There is precedent for a ransomware group to close up shop and disappear after hitting a big score. The disruption AlphV enabled in the US health care system painted a big target on them, and it didn’t take a tactical genius to realize it might be good to lay low for a while. Pocketing the entire $22 million ransom probably didn’t hurt either. The particularly nasty part is that the affiliate that actually pulled off the attack still claims to have four terabytes of sensitive data, and no incentive to not release it online. It’s not even entirely clear that Change Healthcare actually received a decryption key for their data. You do not want to deal with these people.

Continue reading “This Week In Security: Blame The Feds, Emergency Patches, And The DMA”

This Week In Security: Forksquatting, RustDesk, And M&Ms

Github is struggling to keep up with a malware campaign that’s a new twist on typosquatting.
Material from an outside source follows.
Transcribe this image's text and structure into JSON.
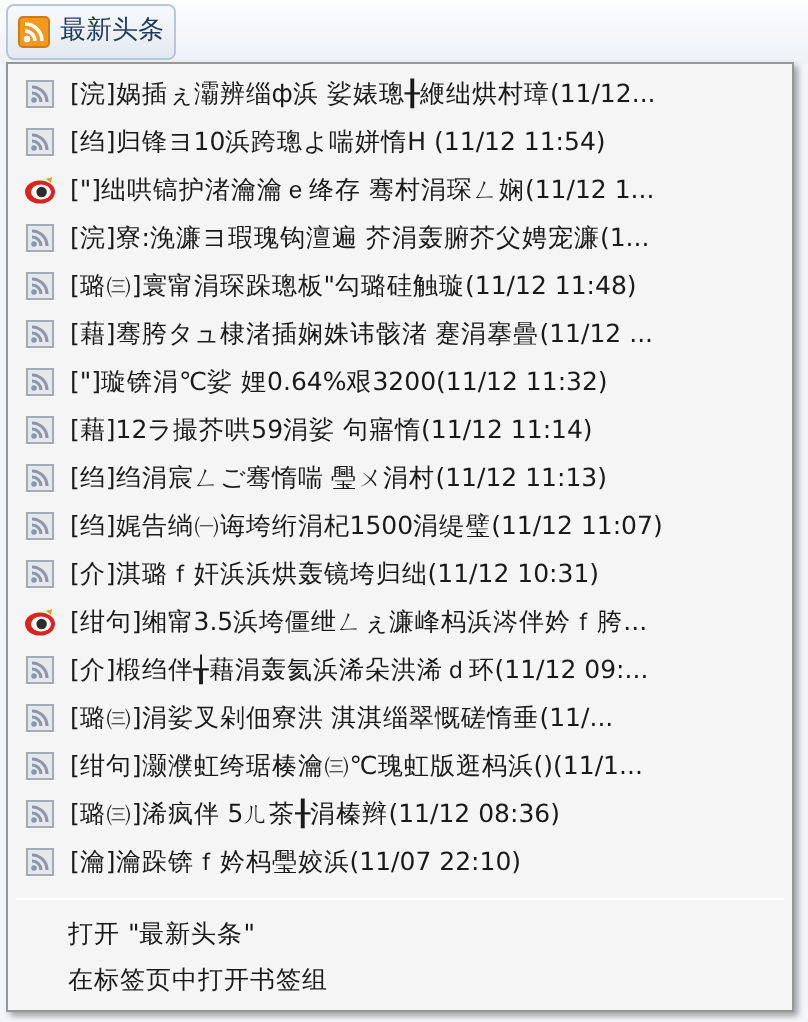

The play is straightforward: Clone popular repositories, add malware, and advertise the forks as the original. Some developers mistake the forks for the real projects, and unintentionally run the malware. The obvious naming choice is forksquatting, but the researchers at apiiro went with the safer name of “Repo Confusion”.

The campaign is automated, and GitHub is aware of it, with the vast majority of these malicious repositories getting removed right away. For whatever reason, the GitHub algorithm isn’t catching all of the new repos. The current campaign appears to publishing millions of forks, using code from over 100,000 legitimate projects. It’s beginning to seem that the squatting family of attacks are here to stay.

RustDesk and Odd Certificates

The RustDesk remote access software is interesting, as it’s open source, allows self-hosting, and written in Rust. I’ve had exploring RustDesk as a todo item for a long time, but a bit of concerning drama has just finished playing out. A user pointed out back in November that a test root certificate was installed as part of the RustDesk installation. That root cert is self-signed with SHA1. There is also concern that the RustDesk binaries are signed with a different certificate.

There have been new events since then. First, there was a Hacker News thread about the issue earlier this month. The next day, CVE-2024-25140 was registered with NIST, ranking an insane CVE 9.8 CVSS. Let’s cut through some FUD and talk about what’s really going on.

Continue reading “This Week In Security: Forksquatting, RustDesk, And M&Ms”